Today I’ll have some fun comparing modern composite monofilament strings, often referred to as carbon strings, to nylon strings.
The first thing to notice when comparing carbon to nylon strings is the perceived loudness. I still remember very well the first time I played carbon strings on my classical guitar when I was 18 years old. I was so blown away by the sound of carbon strings and I’ve been using them ever since on live concerts. The gap of loudness between the bass strings and the trebles was suddenly gone!
Still, every time I’m switching back to nylon it feels like something is missing, almost as if some of the life was taken away. That being said, it is the sound of nylon strings what many people love and are used to when listening to classical guitar. More over, in the studio it’s much easier to record nylon strung guitars as they typically don’t sound harsh in the upper register and they tend to have fewer strange sound artefacts as well. Carbon strings often have certain frequencies sticking out, so EQing is often necessary.
What is really important when playing on carbon strings is to really work them. Vibrato is much harder to make, you need to dig deeper into the strings but on the other hand be careful not to press too hard.

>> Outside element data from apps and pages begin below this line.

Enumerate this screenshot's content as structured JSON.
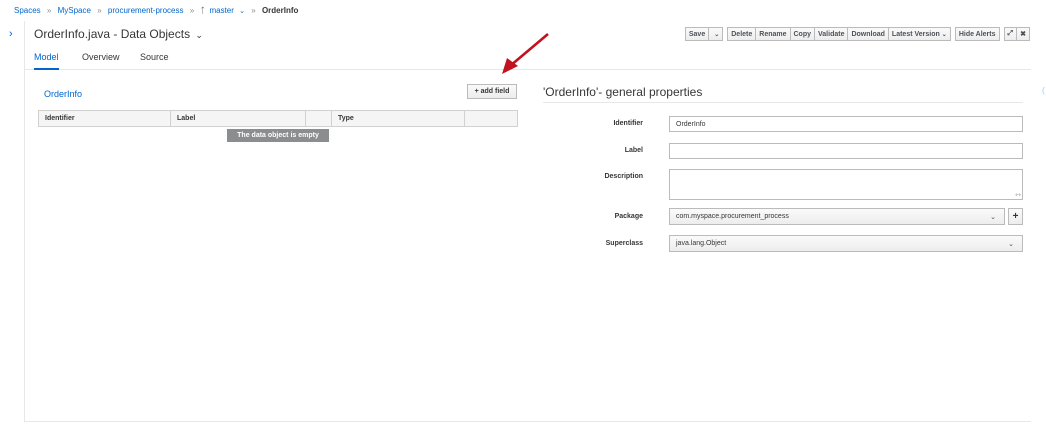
{
  "breadcrumb": {
    "items": [
      "Spaces",
      "MySpace",
      "procurement-process"
    ],
    "separator": "»",
    "branch": "master",
    "current": "OrderInfo"
  },
  "editor": {
    "title": "OrderInfo.java - Data Objects",
    "title_caret": "⌄"
  },
  "toolbar": {
    "save": "Save",
    "delete": "Delete",
    "rename": "Rename",
    "copy": "Copy",
    "validate": "Validate",
    "download": "Download",
    "latest_version": "Latest Version",
    "hide_alerts": "Hide Alerts",
    "expand_glyph": "⤢",
    "close_glyph": "✖"
  },
  "tabs": [
    "Model",
    "Overview",
    "Source"
  ],
  "data_object": {
    "name": "OrderInfo",
    "add_field": "+ add field",
    "columns": [
      "Identifier",
      "Label",
      "Type"
    ],
    "empty_message": "The data object is empty"
  },
  "properties": {
    "title": "'OrderInfo'- general properties",
    "identifier_label": "Identifier",
    "identifier_value": "OrderInfo",
    "label_label": "Label",
    "label_value": "",
    "description_label": "Description",
    "description_value": "",
    "package_label": "Package",
    "package_value": "com.myspace.procurement_process",
    "package_add": "+",
    "superclass_label": "Superclass",
    "superclass_value": "java.lang.Object"
  },
  "annotation": {
    "arrow_color": "#c1121f"
  },
  "colors": {
    "link": "#0066cc",
    "text": "#363636",
    "border": "#bbbbbb"
  }
}
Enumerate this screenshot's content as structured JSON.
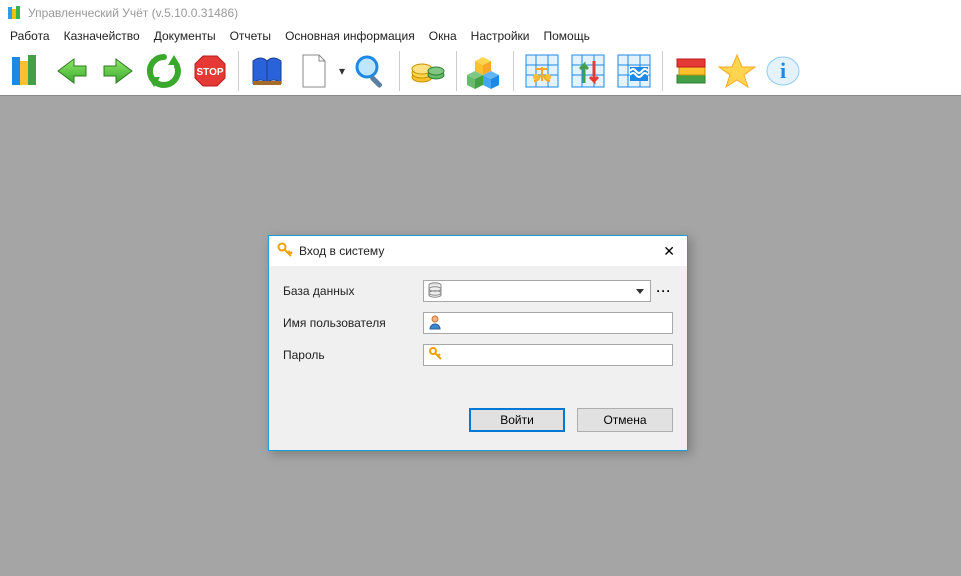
{
  "window": {
    "title": "Управленческий Учёт (v.5.10.0.31486)"
  },
  "menu": {
    "items": [
      "Работа",
      "Казначейство",
      "Документы",
      "Отчеты",
      "Основная информация",
      "Окна",
      "Настройки",
      "Помощь"
    ]
  },
  "toolbar": {
    "icons": [
      "app",
      "back",
      "forward",
      "refresh",
      "stop",
      "sep",
      "book",
      "new-doc",
      "new-doc-drop",
      "search",
      "sep",
      "money",
      "sep",
      "cubes",
      "sep",
      "balance-grid",
      "arrows-grid",
      "waves-grid",
      "sep",
      "books-stack",
      "star",
      "info"
    ]
  },
  "login": {
    "title": "Вход в систему",
    "db_label": "База данных",
    "db_value": "",
    "user_label": "Имя пользователя",
    "user_value": "",
    "pass_label": "Пароль",
    "pass_value": "",
    "login_btn": "Войти",
    "cancel_btn": "Отмена"
  }
}
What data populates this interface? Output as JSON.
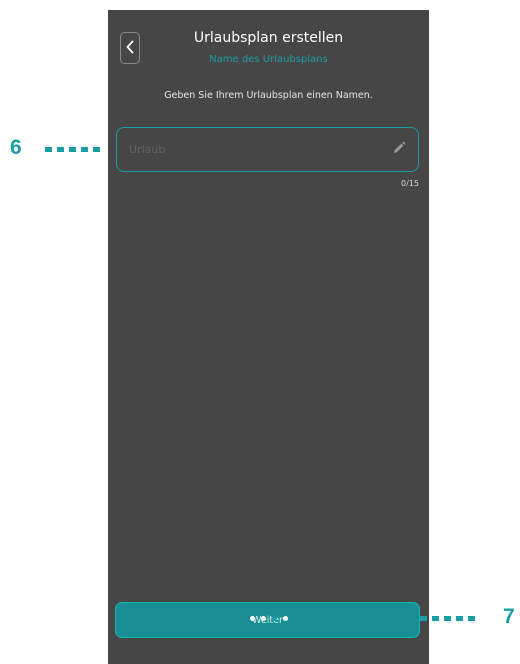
{
  "header": {
    "back_icon": "chevron-left-icon",
    "title": "Urlaubsplan erstellen",
    "subtitle": "Name des Urlaubsplans"
  },
  "instruction": "Geben Sie Ihrem Urlaubsplan einen Namen.",
  "name_field": {
    "value": "",
    "placeholder": "Urlaub",
    "edit_icon": "pencil-icon",
    "counter": "0/15"
  },
  "next_button": {
    "label": "Weiter"
  },
  "pager": {
    "total": 4,
    "active_index": 2
  },
  "callouts": {
    "field": "6",
    "button": "7"
  },
  "colors": {
    "accent": "#1a9ea5",
    "background": "#464646"
  }
}
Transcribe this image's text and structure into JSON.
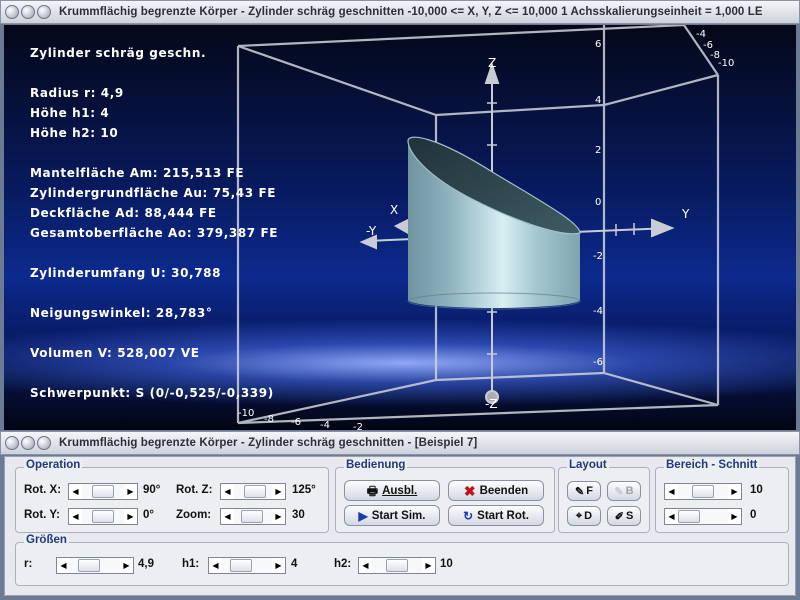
{
  "window_top": {
    "title": "Krummflächig begrenzte Körper - Zylinder schräg geschnitten   -10,000 <= X, Y, Z <= 10,000    1 Achsskalierungseinheit = 1,000 LE"
  },
  "view": {
    "info": {
      "heading": "Zylinder schräg geschn.",
      "radius": "Radius r: 4,9",
      "h1": "Höhe h1: 4",
      "h2": "Höhe h2: 10",
      "mantel": "Mantelfläche Am: 215,513 FE",
      "grund": "Zylindergrundfläche Au: 75,43 FE",
      "deck": "Deckfläche Ad: 88,444 FE",
      "gesamt": "Gesamtoberfläche Ao: 379,387 FE",
      "umfang": "Zylinderumfang U: 30,788",
      "neigung": "Neigungswinkel: 28,783°",
      "volumen": "Volumen V: 528,007 VE",
      "schwerpunkt": "Schwerpunkt: S (0/-0,525/-0,339)"
    },
    "axes": {
      "z_top": "Z",
      "z_bottom": "-Z",
      "y_right": "Y",
      "y_left": "-Y",
      "x": "X"
    },
    "z_ticks": [
      "6",
      "4",
      "2",
      "0",
      "-2",
      "-4",
      "-6",
      "-8",
      "-10"
    ],
    "y_ticks_topright": [
      "-4",
      "-6",
      "-8",
      "-10"
    ],
    "x_ticks_bottom": [
      "-10",
      "-8",
      "-6",
      "-4",
      "-2"
    ],
    "colors": {
      "cylinder": "#8fb6c2",
      "background": "#0c2a8e",
      "axis": "#c8ccd4"
    }
  },
  "window_bottom": {
    "title": "Krummflächig begrenzte Körper - Zylinder schräg geschnitten - [Beispiel 7]"
  },
  "panel": {
    "operation": {
      "label": "Operation",
      "rotx_label": "Rot. X:",
      "rotx_value": "90°",
      "rotx": 0.5,
      "roty_label": "Rot. Y:",
      "roty_value": "0°",
      "roty": 0.5,
      "rotz_label": "Rot. Z:",
      "rotz_value": "125°",
      "rotz": 0.65,
      "zoom_label": "Zoom:",
      "zoom_value": "30",
      "zoom": 0.45
    },
    "bedienung": {
      "label": "Bedienung",
      "ausbl": "Ausbl.",
      "beenden": "Beenden",
      "start_sim": "Start Sim.",
      "start_rot": "Start Rot."
    },
    "layout": {
      "label": "Layout",
      "f": "F",
      "b": "B",
      "d": "D",
      "s": "S"
    },
    "bereich": {
      "label": "Bereich - Schnitt",
      "v1": "10",
      "v1_level": 0.5,
      "v2": "0",
      "v2_level": 0.0
    },
    "groessen": {
      "label": "Größen",
      "r_label": "r:",
      "r_value": "4,9",
      "r_level": 0.3,
      "h1_label": "h1:",
      "h1_value": "4",
      "h1_level": 0.3,
      "h2_label": "h2:",
      "h2_value": "10",
      "h2_level": 0.5
    }
  }
}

Once you start distorting the sound of carbon strings, they always sound bad unlike nylon strings, where the distorted sound is more percussive and adds character to the sound.
To recap, here’s my take on the pros and cons of each type of strings:
– great tone projection
– long sustain
– thin and metallic sounding 1st string
– sometimes too bright
– can be harder to play
– easy to play
– beautiful vibrato
– colours are more pronounced
– tend to sound more plasticky
– more loudness difference between wound basses and trebles
Please, grab a coffee and listen to the samples, and don’t hesitate to write me a comment of what you think.